** Available data follows **

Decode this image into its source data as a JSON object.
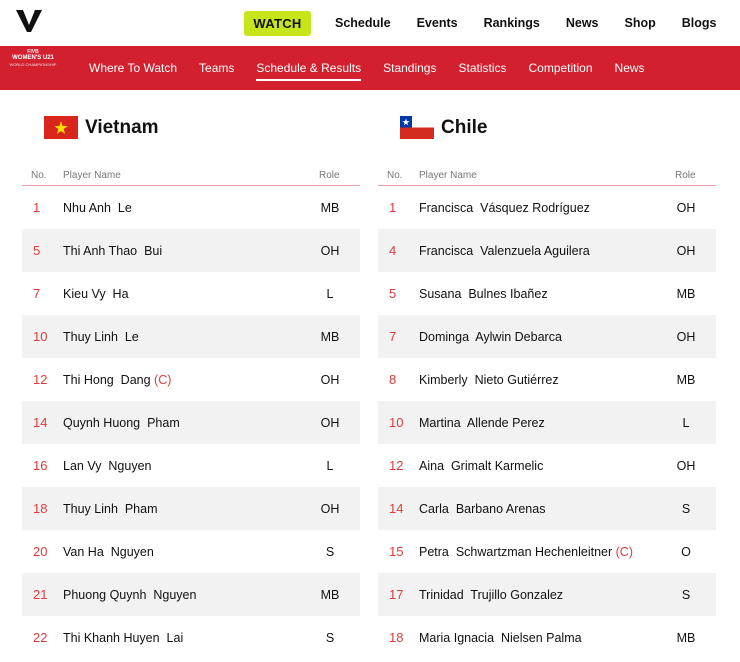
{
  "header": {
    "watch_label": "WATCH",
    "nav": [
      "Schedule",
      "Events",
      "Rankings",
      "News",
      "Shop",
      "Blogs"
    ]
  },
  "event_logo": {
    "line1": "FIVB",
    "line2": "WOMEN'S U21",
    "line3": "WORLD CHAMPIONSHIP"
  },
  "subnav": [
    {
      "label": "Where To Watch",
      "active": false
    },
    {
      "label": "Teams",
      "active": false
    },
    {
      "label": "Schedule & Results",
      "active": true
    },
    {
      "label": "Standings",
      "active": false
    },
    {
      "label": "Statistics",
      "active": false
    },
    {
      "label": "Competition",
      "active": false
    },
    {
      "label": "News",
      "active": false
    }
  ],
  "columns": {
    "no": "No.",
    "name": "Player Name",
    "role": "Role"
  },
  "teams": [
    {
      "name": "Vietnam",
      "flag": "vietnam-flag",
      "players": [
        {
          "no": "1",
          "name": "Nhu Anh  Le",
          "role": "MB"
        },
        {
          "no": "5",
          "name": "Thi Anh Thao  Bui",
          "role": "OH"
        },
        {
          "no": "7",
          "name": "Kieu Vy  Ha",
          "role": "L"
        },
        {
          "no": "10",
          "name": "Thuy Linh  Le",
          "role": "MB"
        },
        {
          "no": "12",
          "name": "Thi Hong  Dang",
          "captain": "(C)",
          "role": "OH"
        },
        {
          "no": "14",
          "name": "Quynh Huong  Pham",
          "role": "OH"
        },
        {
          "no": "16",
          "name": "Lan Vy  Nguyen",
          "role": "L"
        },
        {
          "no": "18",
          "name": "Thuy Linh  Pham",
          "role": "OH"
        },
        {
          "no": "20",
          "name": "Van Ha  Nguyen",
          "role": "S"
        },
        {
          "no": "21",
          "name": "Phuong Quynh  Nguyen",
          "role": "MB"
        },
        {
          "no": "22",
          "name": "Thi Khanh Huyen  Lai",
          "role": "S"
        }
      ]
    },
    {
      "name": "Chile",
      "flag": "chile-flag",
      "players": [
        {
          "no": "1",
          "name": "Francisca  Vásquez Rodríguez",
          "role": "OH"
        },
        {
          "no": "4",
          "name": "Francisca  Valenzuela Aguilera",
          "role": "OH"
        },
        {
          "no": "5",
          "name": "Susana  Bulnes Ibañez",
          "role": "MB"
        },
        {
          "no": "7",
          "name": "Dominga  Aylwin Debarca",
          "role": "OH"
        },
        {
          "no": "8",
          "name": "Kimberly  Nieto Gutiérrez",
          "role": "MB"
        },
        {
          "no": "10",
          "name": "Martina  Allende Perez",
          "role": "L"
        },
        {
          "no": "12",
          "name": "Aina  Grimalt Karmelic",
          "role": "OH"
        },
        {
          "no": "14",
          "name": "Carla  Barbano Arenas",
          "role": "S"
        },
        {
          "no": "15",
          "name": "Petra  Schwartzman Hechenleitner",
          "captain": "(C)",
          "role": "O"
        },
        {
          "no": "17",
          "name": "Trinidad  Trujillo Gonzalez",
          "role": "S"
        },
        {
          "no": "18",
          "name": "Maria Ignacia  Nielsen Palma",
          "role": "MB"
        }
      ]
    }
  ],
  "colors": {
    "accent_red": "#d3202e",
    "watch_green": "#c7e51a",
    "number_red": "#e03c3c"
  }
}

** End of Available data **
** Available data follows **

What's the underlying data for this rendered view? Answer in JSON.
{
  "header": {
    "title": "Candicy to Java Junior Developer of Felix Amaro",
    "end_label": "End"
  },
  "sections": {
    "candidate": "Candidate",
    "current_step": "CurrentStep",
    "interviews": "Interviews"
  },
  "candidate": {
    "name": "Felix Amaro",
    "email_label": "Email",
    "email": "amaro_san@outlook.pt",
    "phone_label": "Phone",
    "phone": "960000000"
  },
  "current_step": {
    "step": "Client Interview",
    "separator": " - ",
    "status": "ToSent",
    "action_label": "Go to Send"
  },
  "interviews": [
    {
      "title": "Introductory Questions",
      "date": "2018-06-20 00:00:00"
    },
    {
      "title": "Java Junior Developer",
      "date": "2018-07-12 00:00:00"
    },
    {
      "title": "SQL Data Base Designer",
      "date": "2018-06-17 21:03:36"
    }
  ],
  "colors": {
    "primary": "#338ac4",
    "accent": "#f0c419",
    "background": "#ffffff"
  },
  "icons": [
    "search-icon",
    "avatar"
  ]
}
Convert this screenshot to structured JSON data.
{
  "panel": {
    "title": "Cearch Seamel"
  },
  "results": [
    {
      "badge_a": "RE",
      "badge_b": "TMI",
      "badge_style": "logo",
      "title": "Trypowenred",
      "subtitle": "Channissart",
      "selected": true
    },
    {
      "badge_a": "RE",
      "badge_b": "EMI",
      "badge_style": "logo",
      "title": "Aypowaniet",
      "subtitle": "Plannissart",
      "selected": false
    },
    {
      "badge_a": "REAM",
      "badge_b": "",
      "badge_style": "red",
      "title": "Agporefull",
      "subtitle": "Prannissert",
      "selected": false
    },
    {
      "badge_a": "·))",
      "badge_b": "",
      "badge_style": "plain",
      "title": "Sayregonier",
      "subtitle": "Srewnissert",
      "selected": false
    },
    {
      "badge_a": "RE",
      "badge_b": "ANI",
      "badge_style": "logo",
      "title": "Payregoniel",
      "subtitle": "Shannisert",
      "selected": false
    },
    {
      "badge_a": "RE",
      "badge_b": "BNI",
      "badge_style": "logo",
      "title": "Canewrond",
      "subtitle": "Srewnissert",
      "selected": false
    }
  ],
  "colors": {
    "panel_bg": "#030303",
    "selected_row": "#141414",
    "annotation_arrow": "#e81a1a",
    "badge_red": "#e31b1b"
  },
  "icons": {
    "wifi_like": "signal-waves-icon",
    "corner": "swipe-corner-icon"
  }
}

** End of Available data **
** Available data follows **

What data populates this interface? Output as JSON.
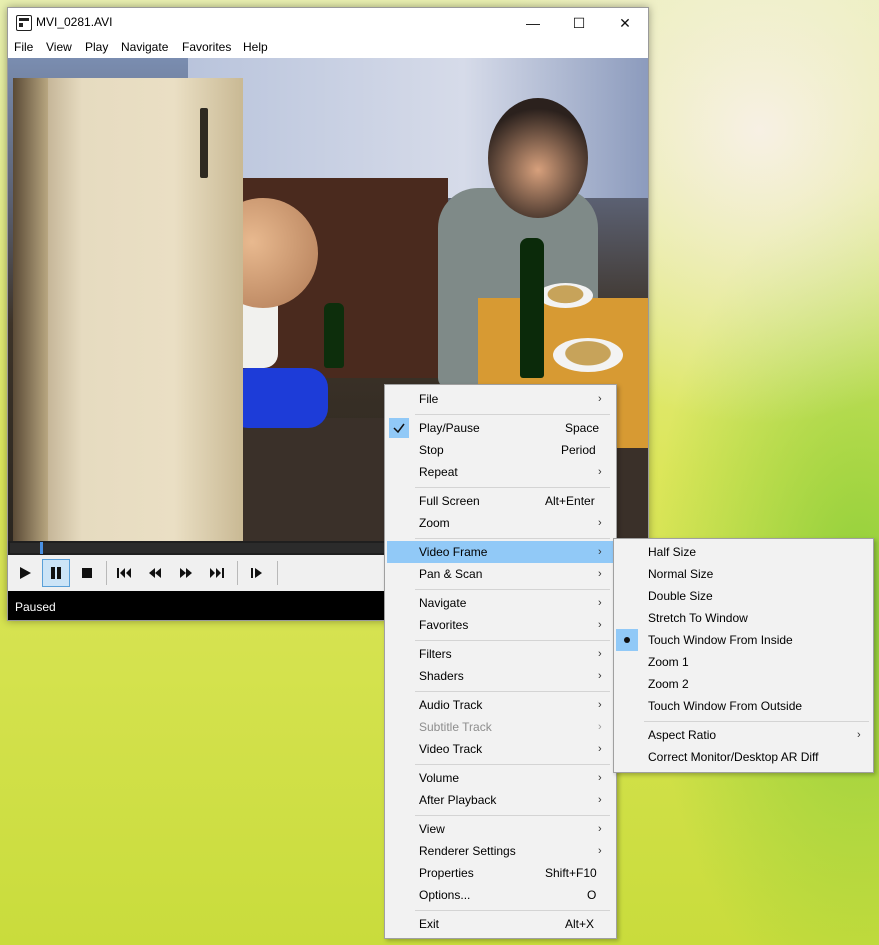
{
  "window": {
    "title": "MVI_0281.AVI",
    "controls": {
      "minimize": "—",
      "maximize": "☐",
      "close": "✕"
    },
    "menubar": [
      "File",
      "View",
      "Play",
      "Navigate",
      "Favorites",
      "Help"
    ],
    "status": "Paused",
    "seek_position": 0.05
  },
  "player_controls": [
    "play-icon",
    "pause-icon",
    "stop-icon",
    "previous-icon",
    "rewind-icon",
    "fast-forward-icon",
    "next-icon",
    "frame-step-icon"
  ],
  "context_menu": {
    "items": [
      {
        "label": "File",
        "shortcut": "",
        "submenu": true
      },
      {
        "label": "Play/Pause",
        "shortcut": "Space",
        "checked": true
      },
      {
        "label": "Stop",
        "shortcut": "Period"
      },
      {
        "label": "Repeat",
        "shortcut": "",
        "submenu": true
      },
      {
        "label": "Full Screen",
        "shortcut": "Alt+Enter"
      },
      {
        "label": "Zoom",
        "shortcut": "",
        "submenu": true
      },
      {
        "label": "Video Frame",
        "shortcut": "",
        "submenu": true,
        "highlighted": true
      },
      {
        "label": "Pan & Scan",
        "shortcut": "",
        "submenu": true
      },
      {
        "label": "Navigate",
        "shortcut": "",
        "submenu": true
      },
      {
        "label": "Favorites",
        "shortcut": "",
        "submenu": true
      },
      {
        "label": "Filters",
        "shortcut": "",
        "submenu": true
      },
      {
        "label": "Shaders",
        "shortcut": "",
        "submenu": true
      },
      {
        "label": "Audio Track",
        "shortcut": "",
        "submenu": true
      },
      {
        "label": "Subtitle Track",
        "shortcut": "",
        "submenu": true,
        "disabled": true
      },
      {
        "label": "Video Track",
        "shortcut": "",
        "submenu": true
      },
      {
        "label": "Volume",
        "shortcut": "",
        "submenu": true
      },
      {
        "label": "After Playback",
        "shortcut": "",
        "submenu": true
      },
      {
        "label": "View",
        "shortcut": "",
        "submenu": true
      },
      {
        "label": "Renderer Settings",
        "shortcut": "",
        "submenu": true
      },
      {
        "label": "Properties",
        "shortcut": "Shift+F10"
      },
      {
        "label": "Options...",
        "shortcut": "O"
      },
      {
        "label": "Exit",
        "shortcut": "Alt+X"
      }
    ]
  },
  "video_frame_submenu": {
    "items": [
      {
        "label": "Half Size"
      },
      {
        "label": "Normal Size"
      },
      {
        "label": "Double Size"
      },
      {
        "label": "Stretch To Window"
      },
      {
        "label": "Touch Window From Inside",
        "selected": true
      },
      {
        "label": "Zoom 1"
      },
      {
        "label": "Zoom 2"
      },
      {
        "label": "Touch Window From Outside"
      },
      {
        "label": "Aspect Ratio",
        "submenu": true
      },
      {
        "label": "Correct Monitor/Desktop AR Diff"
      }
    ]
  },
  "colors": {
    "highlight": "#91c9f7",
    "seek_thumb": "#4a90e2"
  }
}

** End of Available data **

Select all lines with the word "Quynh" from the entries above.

          "name": "Quynh Huong  Pham",
          "name": "Phuong Quynh  Nguyen",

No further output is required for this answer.